After decades of suspicion, and cold relations between the U.S. and Iran, Secretary of State John Kerry is hoping to break the ice with Iran's foreign minister in a meeting today. Secretary of State John Kerry is doing something that a high-level U.S. official has not done in more than 30 years: meeting with Iran's foreign minister. Kerry, and top diplomats from five other countries are trying to restart negotiations over Iran's nuclear program. Iran has been punished for its suspect nuclear ambitions with crippling economic sanctions, and the country's new moderate President says he's ready to talk. What matters is that Iran must be able to assert its rights, its legal rights. President Hassan Rouhani denies Iran is trying to develop nuclear weapons. In an interview with CBS This Morning's Charlie Rose, Rouhani said Iran does not want to be discriminated against.
Secretary of State Kerry has a dozen meetings and events planned over a 12 hour day here at the Waldorf Astoria. Nothing on his schedule is being more closely watched than his meeting with Iran's foreign minister.
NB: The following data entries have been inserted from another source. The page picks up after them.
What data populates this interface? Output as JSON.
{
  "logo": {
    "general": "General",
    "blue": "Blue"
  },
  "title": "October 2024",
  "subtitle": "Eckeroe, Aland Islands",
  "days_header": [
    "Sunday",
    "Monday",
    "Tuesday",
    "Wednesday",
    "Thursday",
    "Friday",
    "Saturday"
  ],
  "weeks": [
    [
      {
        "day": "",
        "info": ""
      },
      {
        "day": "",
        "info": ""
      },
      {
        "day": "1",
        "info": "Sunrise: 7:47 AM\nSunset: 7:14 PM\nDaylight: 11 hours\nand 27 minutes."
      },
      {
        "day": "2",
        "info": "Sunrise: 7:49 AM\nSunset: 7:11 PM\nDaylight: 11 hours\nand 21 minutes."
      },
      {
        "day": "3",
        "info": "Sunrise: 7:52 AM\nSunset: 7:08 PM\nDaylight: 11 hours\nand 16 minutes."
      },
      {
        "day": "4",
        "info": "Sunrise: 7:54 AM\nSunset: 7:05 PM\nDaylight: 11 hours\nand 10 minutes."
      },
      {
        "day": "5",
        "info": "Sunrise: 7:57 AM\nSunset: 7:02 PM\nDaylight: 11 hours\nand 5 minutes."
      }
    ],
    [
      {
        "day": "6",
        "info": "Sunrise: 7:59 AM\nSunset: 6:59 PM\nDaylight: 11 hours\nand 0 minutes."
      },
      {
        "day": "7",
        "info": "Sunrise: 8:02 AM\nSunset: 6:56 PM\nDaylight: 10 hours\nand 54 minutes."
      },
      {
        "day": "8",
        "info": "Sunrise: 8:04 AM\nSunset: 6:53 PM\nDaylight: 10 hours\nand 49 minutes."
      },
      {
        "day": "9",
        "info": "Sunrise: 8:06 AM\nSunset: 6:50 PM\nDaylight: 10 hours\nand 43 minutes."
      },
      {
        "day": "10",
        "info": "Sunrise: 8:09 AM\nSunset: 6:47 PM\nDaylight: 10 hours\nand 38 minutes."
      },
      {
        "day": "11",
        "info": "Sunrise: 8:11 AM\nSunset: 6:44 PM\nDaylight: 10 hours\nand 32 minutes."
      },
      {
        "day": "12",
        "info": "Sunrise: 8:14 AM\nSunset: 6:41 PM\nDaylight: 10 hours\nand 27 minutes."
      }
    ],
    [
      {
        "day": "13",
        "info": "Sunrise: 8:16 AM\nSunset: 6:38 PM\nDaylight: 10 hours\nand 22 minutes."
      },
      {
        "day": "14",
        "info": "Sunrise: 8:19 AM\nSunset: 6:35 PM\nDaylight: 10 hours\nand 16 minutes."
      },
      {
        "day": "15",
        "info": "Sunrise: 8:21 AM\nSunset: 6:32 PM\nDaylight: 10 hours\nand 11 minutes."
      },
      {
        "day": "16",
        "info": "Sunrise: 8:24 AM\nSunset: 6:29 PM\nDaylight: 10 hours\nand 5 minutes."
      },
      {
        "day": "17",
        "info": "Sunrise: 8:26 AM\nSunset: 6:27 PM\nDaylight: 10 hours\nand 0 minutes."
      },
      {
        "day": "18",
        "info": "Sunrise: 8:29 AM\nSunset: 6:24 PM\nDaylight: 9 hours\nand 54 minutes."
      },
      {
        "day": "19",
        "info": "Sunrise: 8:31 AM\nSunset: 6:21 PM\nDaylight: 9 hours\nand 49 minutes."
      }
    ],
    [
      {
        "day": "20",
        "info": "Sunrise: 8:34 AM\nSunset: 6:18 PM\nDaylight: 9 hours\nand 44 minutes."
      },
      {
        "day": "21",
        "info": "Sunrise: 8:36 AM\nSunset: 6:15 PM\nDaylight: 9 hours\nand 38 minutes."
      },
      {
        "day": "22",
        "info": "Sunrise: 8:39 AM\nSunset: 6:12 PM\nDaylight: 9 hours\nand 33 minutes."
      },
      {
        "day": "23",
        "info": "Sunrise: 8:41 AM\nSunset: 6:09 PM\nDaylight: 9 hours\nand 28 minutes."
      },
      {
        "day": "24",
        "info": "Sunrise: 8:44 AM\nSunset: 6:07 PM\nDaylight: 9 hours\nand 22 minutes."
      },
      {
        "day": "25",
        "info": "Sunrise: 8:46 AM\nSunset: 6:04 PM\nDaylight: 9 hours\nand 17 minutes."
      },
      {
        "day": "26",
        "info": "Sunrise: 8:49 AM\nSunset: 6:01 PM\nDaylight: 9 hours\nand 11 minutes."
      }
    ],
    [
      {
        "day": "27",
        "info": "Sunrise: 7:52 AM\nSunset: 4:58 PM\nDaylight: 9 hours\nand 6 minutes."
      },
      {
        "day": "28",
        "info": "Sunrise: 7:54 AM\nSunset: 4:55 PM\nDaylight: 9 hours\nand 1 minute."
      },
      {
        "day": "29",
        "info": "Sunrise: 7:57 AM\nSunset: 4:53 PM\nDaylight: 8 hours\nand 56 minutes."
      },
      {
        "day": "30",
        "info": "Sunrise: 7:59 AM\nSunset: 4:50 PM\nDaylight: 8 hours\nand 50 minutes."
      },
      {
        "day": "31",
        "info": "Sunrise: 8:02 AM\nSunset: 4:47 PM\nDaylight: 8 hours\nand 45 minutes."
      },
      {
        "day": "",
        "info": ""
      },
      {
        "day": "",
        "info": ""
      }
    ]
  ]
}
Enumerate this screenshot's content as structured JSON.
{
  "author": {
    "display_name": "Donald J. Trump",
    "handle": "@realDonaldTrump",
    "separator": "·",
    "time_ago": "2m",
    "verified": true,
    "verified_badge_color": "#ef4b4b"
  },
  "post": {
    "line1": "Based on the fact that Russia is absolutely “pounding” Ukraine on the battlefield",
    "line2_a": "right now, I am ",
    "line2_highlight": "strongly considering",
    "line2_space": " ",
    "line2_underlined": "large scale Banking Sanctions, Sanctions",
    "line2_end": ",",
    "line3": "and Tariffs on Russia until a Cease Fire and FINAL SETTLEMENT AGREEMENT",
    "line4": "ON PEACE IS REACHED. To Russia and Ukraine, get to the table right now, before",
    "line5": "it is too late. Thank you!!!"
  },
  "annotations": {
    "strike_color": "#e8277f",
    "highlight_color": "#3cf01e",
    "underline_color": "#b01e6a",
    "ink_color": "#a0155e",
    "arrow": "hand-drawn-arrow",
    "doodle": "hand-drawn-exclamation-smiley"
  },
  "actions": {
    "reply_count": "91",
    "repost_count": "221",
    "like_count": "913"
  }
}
During a photo op with China's foreign minister this morning, Secretary Kerry was asked what he needed to hear from his Iranian counterpart to know that Iran is serious about negotiations.
Today, Iran's new president called on Israel to join an international treaty banning the spread of nuclear weapons . Israel is the only Mideast nation that has not signed the landmark 1979 Nuclear Non-Proliferation Treaty